IndianOil's green initiatives
IndianOil was among the pioneers in tapping alternative energy opportunities. We have set up wind farms and solar charging stations. We have one of the largest bio-fuel ventures for production of bio-diesel. There is a dedicated renewable energy group in the company that explores the potential in this field and invests resources.
Liquefied petroleum gas has been a big tool in preventing deforestation. As a reliable and convenient domestic cooking fuel, LPG is supplied in cylinders. I remember that when we introduced bottled LPG in 1970s, there were apprehensions. People were not comfortable with compact cylinders which are called refills. We embarked on a countrywide multimedia awareness campaign and managed to change the mindsets of an entire generation of Indians.
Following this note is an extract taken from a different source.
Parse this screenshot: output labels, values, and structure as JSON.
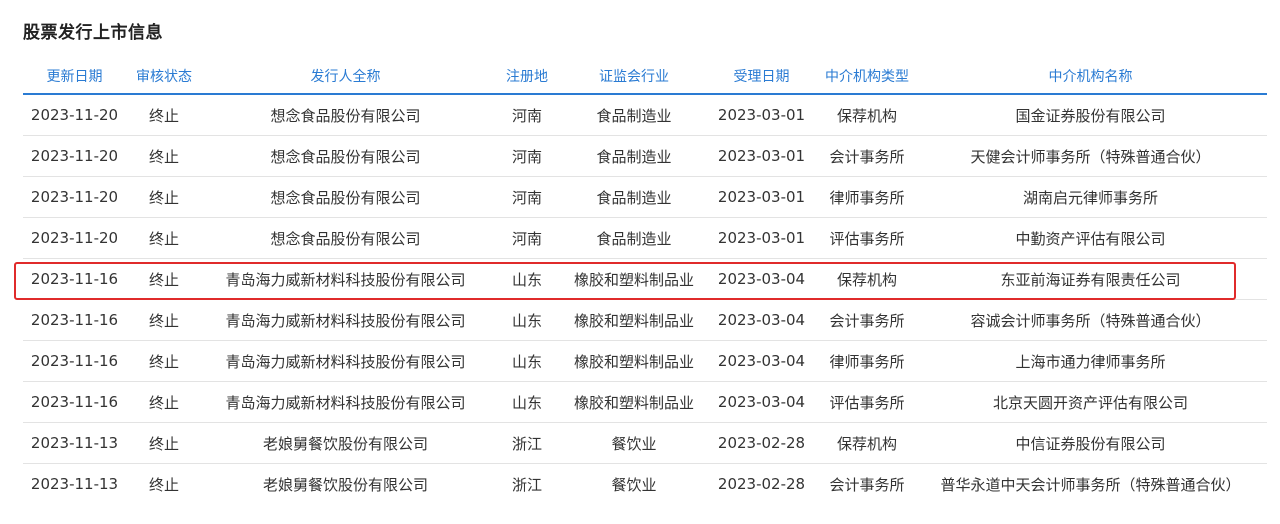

Today, LPG has lead to a substantial improvement in the health of women in rural areas by replacing smoky and unhealthy chullahs with Indane. And LPG has emerged as one of the biggest success stories in preventing deforestation in the country.
Similarly, when natural gas emerged as an alternative, we made plans to rollout city gas distribution networks for homes and automobiles.
IndianOil's network of retail stations, numbering over 18,000, dots the Indian landscape. Provision of automated facilities and solar-powered lighting at our retail outlets have contributed to a paperless and low-power consumption environment. But more needs to be done. We have taken several initiatives like the consolidation of servers which has helped improve power efficiency.
Corporate accounting and reporting of Green House Gas (GHG) emissions are not regulated in India. But the Carbon Disclosure Project (CDP) in the year 2009 notes that 44 companies out of 200 Indian companies responded to the CDP survey.
Recently, Prime Minister's Council for Climate Change in India has led to the identification of eight core `national missions' for sustainable development in the country. This includes the national solar mission and enhanced energy efficiency mission which is expected to save 5% of India's annual energy consumption by the year 2015. The Energy Conservation Act of 2001 first established the Bureau of Efficiency which develops policies, schemes and strategies to encourage reduction of energy intensity in the economy.
Every citizen of the world has a responsibility to ensure that our future generations have an equally fulfilling and equitable life full of opportunities, if not more. The efforts need to be made across regions, countries, groups and beliefs. Building the skills or green talent for a low carbon economy is a joint responsibility. If we fail today, the future will judge us as a generation that failed them.